What needs to be done: Whenever a line below includes the string "Surah", show it.

Web page and app entries

══════

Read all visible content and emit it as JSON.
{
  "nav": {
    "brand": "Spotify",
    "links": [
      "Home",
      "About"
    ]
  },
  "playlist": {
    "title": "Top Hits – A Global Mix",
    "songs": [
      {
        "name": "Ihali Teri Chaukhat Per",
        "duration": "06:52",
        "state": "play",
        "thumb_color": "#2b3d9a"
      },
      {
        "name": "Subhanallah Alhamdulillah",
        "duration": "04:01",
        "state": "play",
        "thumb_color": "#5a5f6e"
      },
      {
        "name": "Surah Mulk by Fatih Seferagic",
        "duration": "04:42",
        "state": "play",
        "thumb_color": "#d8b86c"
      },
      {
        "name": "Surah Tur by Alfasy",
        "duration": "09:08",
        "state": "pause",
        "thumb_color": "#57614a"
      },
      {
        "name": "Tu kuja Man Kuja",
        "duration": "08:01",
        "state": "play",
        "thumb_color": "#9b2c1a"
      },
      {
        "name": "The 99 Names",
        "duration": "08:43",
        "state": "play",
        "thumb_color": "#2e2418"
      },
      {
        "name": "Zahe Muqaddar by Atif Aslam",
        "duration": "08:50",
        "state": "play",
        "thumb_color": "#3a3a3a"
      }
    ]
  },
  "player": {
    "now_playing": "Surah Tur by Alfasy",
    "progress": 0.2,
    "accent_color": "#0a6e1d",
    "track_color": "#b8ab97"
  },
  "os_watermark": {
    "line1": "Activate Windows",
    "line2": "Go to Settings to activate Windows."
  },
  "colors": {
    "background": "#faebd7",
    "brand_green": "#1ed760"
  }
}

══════

Answer to this exercise:
        "name": "Surah Mulk by Fatih Seferagic",
        "name": "Surah Tur by Alfasy",
    "now_playing": "Surah Tur by Alfasy",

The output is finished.